**What the task requires**. Your answer must be every line of the data that holds the string "所属店舗".

(Beginning of Data)

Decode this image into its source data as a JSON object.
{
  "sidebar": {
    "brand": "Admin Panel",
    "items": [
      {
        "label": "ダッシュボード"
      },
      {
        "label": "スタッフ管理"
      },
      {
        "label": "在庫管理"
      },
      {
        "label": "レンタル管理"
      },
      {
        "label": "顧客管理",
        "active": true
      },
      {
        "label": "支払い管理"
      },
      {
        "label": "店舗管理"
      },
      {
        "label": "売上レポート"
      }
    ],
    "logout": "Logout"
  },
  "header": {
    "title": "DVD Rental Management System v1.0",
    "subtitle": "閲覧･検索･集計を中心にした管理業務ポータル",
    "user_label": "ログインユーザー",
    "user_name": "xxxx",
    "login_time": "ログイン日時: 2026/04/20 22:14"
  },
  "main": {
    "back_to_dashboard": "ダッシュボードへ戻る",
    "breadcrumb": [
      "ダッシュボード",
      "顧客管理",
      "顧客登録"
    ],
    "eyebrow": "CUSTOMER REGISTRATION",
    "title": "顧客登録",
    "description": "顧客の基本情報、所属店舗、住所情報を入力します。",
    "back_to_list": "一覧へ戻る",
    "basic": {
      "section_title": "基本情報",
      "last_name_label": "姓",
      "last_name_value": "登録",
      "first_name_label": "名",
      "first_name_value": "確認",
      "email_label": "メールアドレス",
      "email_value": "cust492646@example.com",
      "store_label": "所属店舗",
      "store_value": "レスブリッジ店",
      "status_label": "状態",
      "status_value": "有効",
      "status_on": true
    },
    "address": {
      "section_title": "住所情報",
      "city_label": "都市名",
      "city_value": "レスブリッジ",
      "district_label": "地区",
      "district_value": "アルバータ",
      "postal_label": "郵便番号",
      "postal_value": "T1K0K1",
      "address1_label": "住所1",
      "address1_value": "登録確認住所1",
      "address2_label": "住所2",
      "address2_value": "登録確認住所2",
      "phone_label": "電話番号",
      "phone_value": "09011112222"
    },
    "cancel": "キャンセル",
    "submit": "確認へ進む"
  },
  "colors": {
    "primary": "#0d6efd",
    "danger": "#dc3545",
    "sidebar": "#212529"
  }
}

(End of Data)

**Response area**.
    "description": "顧客の基本情報、所属店舗、住所情報を入力します。",
      "store_label": "所属店舗",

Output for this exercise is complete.